Aim of the task: If a line in the entries below holds the string "data", copy it.

Records provided:
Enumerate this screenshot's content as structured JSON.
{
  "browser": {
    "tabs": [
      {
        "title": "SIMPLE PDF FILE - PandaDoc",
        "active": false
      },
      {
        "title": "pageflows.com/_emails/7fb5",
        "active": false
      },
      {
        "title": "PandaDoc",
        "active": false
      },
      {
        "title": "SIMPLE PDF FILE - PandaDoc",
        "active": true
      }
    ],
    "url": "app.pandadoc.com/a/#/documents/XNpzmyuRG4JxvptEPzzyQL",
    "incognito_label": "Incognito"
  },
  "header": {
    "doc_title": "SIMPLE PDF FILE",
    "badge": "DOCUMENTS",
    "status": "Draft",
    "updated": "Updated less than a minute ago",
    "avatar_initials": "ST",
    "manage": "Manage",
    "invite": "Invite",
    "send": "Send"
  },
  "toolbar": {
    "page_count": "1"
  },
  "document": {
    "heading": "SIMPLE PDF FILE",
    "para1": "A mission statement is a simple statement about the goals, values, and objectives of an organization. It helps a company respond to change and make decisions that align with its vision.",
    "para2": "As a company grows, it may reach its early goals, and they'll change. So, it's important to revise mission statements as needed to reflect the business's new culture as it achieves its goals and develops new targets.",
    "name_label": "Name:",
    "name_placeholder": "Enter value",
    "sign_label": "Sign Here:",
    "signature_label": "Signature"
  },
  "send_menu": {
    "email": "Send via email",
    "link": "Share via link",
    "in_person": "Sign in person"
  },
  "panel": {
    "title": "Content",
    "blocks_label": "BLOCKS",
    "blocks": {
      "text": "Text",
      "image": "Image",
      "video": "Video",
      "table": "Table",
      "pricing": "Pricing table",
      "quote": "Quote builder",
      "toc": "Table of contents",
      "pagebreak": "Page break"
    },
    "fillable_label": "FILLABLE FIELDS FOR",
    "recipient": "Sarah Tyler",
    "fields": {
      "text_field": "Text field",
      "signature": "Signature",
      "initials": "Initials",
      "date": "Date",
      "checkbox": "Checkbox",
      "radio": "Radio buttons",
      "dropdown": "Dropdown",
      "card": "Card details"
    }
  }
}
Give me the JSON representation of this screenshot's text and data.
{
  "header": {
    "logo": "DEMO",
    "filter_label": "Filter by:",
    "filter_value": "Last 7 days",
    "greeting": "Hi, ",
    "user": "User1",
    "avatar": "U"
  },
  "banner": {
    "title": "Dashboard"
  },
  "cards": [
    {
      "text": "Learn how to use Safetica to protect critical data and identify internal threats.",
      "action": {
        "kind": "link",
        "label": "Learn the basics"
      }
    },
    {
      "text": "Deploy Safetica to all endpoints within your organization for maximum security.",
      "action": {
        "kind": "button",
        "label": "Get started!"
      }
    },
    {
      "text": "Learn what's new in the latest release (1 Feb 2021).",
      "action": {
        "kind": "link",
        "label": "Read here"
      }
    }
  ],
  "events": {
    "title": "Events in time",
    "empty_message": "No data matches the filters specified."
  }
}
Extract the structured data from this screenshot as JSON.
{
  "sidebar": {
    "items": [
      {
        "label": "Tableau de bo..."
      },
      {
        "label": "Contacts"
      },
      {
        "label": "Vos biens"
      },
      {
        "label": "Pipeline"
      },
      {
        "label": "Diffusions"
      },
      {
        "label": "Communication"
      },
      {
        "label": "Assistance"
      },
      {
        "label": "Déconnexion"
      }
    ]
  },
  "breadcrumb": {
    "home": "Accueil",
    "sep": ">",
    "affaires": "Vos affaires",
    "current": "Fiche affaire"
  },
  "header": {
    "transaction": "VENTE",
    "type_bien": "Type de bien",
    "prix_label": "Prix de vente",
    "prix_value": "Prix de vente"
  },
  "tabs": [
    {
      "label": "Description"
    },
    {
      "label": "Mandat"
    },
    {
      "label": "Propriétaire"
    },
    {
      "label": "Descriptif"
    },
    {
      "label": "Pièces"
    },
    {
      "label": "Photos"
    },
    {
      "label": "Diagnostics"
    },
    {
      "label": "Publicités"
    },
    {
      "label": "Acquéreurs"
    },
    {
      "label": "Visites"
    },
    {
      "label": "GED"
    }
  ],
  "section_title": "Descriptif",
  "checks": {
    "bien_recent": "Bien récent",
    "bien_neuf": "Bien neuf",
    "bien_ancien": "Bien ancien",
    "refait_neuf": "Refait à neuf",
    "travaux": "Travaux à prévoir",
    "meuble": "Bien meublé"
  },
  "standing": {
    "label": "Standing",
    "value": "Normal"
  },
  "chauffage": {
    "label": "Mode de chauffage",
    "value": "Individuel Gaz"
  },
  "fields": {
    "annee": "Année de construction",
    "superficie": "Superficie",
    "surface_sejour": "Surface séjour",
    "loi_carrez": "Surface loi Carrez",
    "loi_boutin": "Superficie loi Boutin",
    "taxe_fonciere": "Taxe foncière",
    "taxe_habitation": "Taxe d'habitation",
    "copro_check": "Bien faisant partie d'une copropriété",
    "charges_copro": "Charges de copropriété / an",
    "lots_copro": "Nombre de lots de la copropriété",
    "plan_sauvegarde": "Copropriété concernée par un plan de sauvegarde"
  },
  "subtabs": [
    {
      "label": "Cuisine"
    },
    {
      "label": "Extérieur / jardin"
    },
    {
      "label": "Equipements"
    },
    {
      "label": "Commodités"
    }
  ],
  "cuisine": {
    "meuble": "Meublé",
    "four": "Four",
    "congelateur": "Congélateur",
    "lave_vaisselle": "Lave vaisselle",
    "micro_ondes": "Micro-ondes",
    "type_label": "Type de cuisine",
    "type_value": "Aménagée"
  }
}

Task answer:
Give me the JSON representation of this screenshot's text and data.
      "text": "Learn how to use Safetica to protect critical data and identify internal threats.",
    "empty_message": "No data matches the filters specified."
Extract the structured data from this screenshot as JSON.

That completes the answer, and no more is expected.